Four years later, in September 2011 the Jordan Atomic Energy Commission (JAEC) issued a “White Paper on Nuclear Energy in Jordan” describing the results of a pre-feasibility study and further elaborating a national policy rationale for nuclear energy.
Jordan has completed the first stage of a tender for its nuclear energy program and intends to have at least one reactor connected to the grid by 2020. JAEC’s proposal is to have a 700-1200 MW reactor operating by 2020, and a second by 2025.
By any measure, Jordan’s energy situation is grim. The U.S. government’s Energy Information Administration notes, “Jordan, unlike its immediate neighbors, does not possess significant energy resources… As a result of its lack of significant energy resources, Jordan relies heavily on imports of crude oil, petroleum products, and natural gas to meet domestic energy demand.
Not have those imports been immune from the political turmoil sweeping the region. Following the outbreak of the Arab Spring two years ago, the Arab Gas Pipeline, which transports natural gas from Egypt to Jordan, has been attacked numerous times, forcing Jordan to spend increasing amounts of scarce hard currency on back-up fossil fuels for power generation, just at a time when oil prices have been increasing. Over the past two years the country has spent at least $1.4 billion on heavy fuel oil and diesel to replace lost gas from the AGP.
Adding to the allure of nuclear energy is Jordan’s discovery of uranium resources, which the government views as a potentially secure, domestic fuel source for its reactors, as well as a revenue source for funding its first nuclear power plant.
But some in the Kingdom are expressing sticker shock at the projected costs of embracing nuclear power, as Jordan’s worsening economic situation increases public concerns over how Jordan can afford a nuclear power program now estimated to cost at least $5 billion, with many arguing that the Kingdom should deploy more renewable energy resources instead.
Accordingly, Jordan’s policy makers have come under increasing pressure from the public to justify the enormous expenditure. With decreasing political and financial support, concerns about Jordan’s ambitious nuclear program have multiplied.
What may ultimately doom Jordan’s nuclear ambitions, however, is a resource even more scarce in the Kingdom than uranium – water.
Jordan’s Minister of Water Hazem Nasser has noted, “We live in a chronic water problem. And we are now at the edge of moving from a chronic water problem into a water crisis.”

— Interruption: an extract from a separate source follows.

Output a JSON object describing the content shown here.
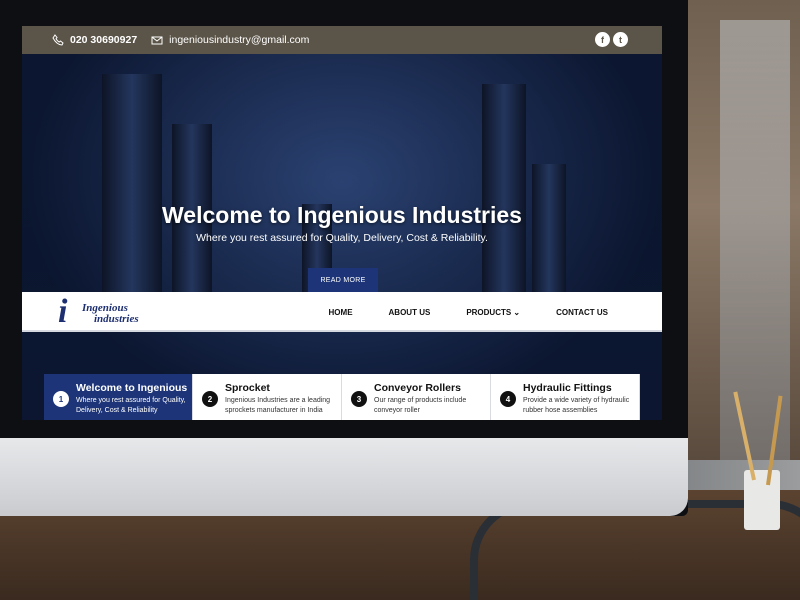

Jordan’s Royal Commission for Water noted in its report, “Water for Life: Jordan’s Water Strategy, 2008-2022” that the Kingdom has an annual per capita water supply of 145 cubic meters. To put this figure in context, the United Nations describes nations with less than 500 cubic meters per person per year as having an “absolute scarcity” of water.

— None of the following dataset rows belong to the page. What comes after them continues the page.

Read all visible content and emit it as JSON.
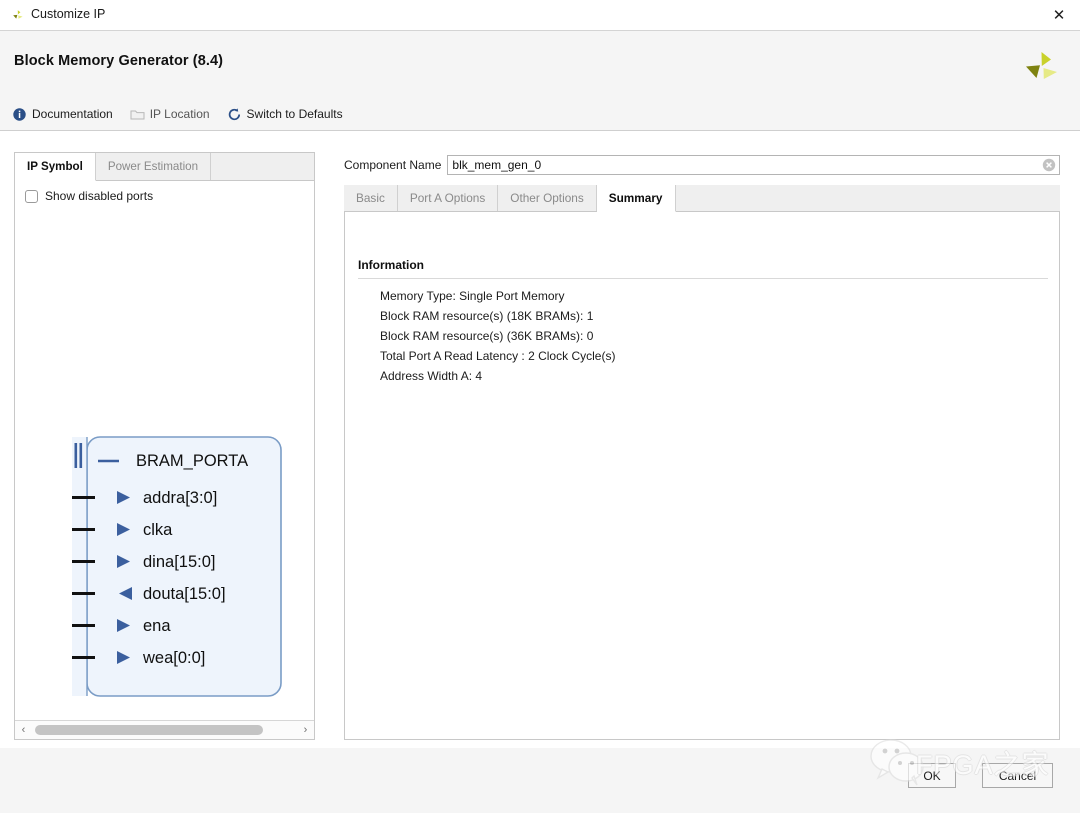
{
  "window": {
    "title": "Customize IP",
    "app_icon": "vivado-logo-icon",
    "close_label": "✕"
  },
  "header": {
    "title": "Block Memory Generator (8.4)",
    "logo": "xilinx-pinwheel-logo"
  },
  "toolbar": {
    "items": [
      {
        "label": "Documentation",
        "icon": "info-circle-icon",
        "enabled": true
      },
      {
        "label": "IP Location",
        "icon": "folder-icon",
        "enabled": false
      },
      {
        "label": "Switch to Defaults",
        "icon": "refresh-icon",
        "enabled": true
      }
    ]
  },
  "left_panel": {
    "tabs": [
      {
        "label": "IP Symbol",
        "active": true
      },
      {
        "label": "Power Estimation",
        "active": false
      }
    ],
    "show_disabled_ports": {
      "label": "Show disabled ports",
      "checked": false
    },
    "symbol": {
      "bus_label": "BRAM_PORTA",
      "ports": [
        {
          "name": "addra[3:0]",
          "direction": "input"
        },
        {
          "name": "clka",
          "direction": "input"
        },
        {
          "name": "dina[15:0]",
          "direction": "input"
        },
        {
          "name": "douta[15:0]",
          "direction": "output"
        },
        {
          "name": "ena",
          "direction": "input"
        },
        {
          "name": "wea[0:0]",
          "direction": "input"
        }
      ],
      "fill_color": "#eef4fc",
      "border_color": "#7a9cc6",
      "arrow_color": "#3b5f9e"
    },
    "scrollbar": {
      "left_arrow": "‹",
      "right_arrow": "›"
    }
  },
  "component_name": {
    "label": "Component Name",
    "value": "blk_mem_gen_0",
    "placeholder": "",
    "clear_icon": "clear-circle-icon"
  },
  "right_panel": {
    "tabs": [
      {
        "label": "Basic",
        "active": false
      },
      {
        "label": "Port A Options",
        "active": false
      },
      {
        "label": "Other Options",
        "active": false
      },
      {
        "label": "Summary",
        "active": true
      }
    ],
    "information": {
      "heading": "Information",
      "lines": [
        "Memory Type: Single Port Memory",
        "Block RAM resource(s) (18K BRAMs): 1",
        "Block RAM resource(s) (36K BRAMs): 0",
        "Total Port A Read Latency : 2 Clock Cycle(s)",
        "Address Width A: 4"
      ]
    }
  },
  "footer": {
    "ok_label": "OK",
    "cancel_label": "Cancel"
  },
  "watermark": {
    "text": "FPGA之家",
    "icon": "wechat-logo-icon"
  }
}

Fourteen years ago King Abdullah II commented, “Our Water situation forms a strategic challenge that cannot be ignored. We have to balance between drinking water needs and industrial and irrigation water requirements. Drinking water remains the most essential and the highest priority issue.”
And the shortages continue. Jordan’s Minister of Water and Irrigation HE Raed Abu Saud noted in the strategy report, “Jordan has very limited water resources. In 2007 the Demand exceeded Resources by 638 million cubic meters/year and the Allocations exceeded Resources by 73 million cubic meters… Water is an essential commodity for Municipal, Industrial and Agricultural uses. The increasing water deficit year-on-year poses a serious future threat that will impact all sectors.”
And nuclear power plants, whatever their design, are significant users of water for cooling purposes. Safa Al Jayoussi, an activist with Greenpeace in Jordan, succinctly summed up the issue, noting, “Nuclear power plants require large quantities of cooling water, usually from a large river or a large lake. But, in Jordan, we don’t really have any sources of water.”
While Jordan’s nascent nuclear power industry has its advocates, it may well be water, the Middle East’s most precious resource, rather than fiscal issues that shoves the country’s nuclear hopes farther into the future. As King Abdullah II noted, potable water “remains the most essential and the highest priority issue” and no one at the Water Ministry has yet advanced a plan how the Kingdom might make up its annual water deficit of 73 million cubic meters.
By. John C.K Daly of Oilprice.com